◆ Work to complete ◆
One number is the full answer: how many lines in the records contain the word "JSON"?

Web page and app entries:
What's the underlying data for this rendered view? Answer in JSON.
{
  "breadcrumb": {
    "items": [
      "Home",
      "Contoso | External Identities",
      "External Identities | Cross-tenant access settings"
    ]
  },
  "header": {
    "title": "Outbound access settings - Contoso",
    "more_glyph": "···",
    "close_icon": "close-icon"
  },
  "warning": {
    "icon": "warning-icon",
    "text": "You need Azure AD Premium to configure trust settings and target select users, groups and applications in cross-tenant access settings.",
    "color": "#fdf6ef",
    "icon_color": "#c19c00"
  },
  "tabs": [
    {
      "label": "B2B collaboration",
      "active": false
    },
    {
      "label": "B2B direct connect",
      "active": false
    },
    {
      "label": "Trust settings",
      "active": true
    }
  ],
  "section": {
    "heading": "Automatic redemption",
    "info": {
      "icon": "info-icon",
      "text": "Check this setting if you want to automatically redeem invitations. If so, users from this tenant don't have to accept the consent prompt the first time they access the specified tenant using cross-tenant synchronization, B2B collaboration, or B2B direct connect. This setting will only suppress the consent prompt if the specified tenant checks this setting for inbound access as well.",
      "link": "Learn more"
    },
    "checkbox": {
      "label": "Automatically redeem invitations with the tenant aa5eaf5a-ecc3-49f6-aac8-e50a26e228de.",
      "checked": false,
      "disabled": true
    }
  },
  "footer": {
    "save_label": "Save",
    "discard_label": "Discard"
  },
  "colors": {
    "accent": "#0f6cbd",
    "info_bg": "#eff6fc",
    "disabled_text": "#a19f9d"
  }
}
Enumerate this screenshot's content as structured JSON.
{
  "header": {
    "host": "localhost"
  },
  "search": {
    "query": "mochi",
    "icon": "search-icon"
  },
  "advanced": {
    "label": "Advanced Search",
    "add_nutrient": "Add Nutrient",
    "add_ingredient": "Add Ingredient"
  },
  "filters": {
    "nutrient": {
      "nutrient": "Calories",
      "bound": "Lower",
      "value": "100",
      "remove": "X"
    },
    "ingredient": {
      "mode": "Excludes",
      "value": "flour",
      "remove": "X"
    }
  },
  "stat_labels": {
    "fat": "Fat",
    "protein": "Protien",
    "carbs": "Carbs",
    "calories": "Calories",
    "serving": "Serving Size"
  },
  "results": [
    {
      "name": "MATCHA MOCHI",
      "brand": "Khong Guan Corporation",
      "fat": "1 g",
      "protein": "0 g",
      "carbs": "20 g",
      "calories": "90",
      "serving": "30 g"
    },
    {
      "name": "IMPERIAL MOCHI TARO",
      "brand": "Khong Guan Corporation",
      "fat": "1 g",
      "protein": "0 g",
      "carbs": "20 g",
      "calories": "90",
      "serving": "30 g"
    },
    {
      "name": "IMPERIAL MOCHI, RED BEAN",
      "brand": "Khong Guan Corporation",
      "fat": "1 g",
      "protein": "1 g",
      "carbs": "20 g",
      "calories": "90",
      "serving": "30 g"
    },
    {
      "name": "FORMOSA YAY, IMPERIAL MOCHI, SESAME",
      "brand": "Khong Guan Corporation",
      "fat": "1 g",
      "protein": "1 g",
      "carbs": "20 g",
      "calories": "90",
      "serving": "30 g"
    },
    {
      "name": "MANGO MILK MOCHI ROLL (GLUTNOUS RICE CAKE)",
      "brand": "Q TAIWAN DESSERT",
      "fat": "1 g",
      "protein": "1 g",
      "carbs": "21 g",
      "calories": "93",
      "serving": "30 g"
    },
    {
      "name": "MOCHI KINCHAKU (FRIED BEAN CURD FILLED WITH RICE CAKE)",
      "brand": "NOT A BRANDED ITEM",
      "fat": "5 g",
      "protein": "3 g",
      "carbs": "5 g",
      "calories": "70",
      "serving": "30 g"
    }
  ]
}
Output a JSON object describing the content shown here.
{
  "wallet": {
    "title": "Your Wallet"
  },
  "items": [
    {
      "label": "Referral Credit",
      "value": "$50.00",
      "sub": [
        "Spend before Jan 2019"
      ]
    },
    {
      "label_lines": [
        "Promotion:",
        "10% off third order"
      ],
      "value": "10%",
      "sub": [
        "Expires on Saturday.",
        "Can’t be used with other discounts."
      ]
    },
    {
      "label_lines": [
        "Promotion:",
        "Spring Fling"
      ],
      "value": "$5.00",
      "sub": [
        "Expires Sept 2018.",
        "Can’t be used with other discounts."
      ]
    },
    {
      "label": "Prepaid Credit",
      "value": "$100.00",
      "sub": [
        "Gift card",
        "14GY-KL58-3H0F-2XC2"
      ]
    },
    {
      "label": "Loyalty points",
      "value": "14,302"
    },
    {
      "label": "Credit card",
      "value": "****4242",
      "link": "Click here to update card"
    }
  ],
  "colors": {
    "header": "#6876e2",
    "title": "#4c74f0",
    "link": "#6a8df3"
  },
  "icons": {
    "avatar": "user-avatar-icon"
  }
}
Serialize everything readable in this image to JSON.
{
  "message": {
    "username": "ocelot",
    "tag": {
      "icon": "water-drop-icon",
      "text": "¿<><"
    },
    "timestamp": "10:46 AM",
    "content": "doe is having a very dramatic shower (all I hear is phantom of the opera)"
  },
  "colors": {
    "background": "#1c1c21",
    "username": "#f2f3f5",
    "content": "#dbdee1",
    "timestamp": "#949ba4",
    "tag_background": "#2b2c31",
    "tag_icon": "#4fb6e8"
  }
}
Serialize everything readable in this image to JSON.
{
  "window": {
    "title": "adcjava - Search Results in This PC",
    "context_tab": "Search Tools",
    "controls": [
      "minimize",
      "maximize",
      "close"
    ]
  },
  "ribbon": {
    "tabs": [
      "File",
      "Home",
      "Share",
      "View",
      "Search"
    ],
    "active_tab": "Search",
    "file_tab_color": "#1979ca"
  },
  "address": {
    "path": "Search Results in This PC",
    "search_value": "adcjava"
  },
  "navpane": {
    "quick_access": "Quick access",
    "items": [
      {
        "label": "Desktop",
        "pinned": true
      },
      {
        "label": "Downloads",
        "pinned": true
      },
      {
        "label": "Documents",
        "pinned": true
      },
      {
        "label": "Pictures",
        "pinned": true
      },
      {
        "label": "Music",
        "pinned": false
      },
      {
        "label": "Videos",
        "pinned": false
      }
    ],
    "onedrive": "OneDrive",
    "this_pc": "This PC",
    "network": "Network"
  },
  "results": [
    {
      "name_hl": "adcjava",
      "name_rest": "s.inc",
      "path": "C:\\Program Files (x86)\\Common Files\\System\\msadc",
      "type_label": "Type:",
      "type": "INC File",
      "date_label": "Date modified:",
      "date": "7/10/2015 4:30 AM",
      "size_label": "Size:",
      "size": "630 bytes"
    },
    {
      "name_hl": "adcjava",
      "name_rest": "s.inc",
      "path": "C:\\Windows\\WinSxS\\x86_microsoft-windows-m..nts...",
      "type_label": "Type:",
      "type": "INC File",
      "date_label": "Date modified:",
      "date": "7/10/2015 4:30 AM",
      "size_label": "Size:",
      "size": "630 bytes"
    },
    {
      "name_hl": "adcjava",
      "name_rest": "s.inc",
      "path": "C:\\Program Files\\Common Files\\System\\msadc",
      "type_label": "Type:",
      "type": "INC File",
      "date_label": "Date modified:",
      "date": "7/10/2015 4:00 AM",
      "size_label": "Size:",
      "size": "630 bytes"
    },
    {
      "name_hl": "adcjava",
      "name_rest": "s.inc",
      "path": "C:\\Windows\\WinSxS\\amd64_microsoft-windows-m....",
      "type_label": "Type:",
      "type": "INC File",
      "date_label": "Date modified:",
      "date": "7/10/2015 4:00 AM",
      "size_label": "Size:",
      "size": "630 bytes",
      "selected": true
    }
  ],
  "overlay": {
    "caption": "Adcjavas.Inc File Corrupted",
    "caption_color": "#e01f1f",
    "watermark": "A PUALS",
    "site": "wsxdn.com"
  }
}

◆ Task output ◆
5